The author notes that, “reading the book will not be enough; like other changes in attitudes or behaviors, learning to utilize this information in the groups will take time; attitudes and behaviors don’t change over night” (Wheelan, 1999). Mental health and school counseling groups experience the same and can utilize the wisdom in this book to increase their own skills and work team dynamics i. e. pick and choose many salient ideas to use within their own group environments. This book follows many of the same mental health implications for creating and maintaining a healthy group environment with: Clearly defining group mission and goals Support and trust
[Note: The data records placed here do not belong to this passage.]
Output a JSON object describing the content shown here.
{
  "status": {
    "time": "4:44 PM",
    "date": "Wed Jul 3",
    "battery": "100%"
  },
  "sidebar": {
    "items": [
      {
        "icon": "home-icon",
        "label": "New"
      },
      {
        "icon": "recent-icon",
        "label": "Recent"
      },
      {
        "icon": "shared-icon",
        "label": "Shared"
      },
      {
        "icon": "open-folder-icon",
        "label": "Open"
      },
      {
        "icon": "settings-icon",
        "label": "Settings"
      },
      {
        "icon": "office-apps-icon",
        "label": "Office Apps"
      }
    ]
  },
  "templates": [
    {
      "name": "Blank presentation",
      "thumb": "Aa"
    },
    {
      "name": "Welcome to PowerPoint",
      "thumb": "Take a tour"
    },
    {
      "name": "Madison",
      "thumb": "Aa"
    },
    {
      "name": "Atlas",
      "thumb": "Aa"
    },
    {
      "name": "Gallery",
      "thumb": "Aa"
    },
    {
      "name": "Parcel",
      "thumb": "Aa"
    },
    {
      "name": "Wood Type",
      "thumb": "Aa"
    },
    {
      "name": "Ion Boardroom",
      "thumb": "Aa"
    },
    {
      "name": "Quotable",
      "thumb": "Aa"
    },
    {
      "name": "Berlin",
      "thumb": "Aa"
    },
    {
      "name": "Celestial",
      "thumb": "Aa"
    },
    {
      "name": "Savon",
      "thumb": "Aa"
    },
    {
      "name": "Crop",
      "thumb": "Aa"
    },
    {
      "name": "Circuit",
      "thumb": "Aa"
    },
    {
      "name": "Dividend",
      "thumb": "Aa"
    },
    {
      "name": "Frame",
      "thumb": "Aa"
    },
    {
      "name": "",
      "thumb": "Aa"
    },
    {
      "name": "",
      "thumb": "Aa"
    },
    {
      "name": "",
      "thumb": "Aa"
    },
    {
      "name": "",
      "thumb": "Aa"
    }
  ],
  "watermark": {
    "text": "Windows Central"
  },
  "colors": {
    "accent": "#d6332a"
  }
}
Realistic guidelines and goals with established times, meaningful content requiring continuous learning (Growing/changing) Goal setting combined with feedback including attention to group development issues Group members set the goals together and determine strategies for improvement Measurement for performance, results Access to outside resources when necessary, tools i. e. you can’t build a house without tools (Wheelan, 1999) A group needs territory, secured and dependable, familiar surroundings Effective group participation; knowledgeable and experienced group leader Interventions to facilitate group performance Sufficient autonomy Every member has a role to play Sub groups are integrated
What is different and what could be implemented in mental health or counseling groups from her research, is implementation of focusing on the positive outcomes and expectations that ‘work-groups’ focus on to maintain effectiveness and energy: by expecting success from the beginning, paying attention to detail, valuing feedback as a positive way to elicit positive change for the individual as a member of the group or as a collaborative part of the whole. If a metal health group leader is encouraging and flexible to new ideas and new ways of running a group, members feel energized and supported; members are allotted more room to feel ownership and control as a contributing and valued member. Challenging group members to think and work to capacity can encourage more results in all group environments. Also, intense productivity and effectiveness, collaboration as a team in a group; can develop and assist and support each other in a cohesive manner to grow and change, while encouraging task-related conflicts and maintaining high performance over counseling meetings.
It is interesting that from leading and lecturing and researching her own groups that Wheelan has discovered that it takes a good six months for one of her teams to really become cohesive and high energy, working effectively and efficiently. She also notes that getting to the highest level of efficiency, Stage four, is very difficult to achieve and even more to sustain. When a team reaches level four they can be excited with the ease at which work gets done; thrilled with the feelings of camaraderie and trust; happy they are learning so much; eager for the experience to continue for as long as possible; encourages innovation; attention to details; suggestions on how to improve or feedback, encouragement (Wheelan, 1999). Being trained as a professional school counselor, imagining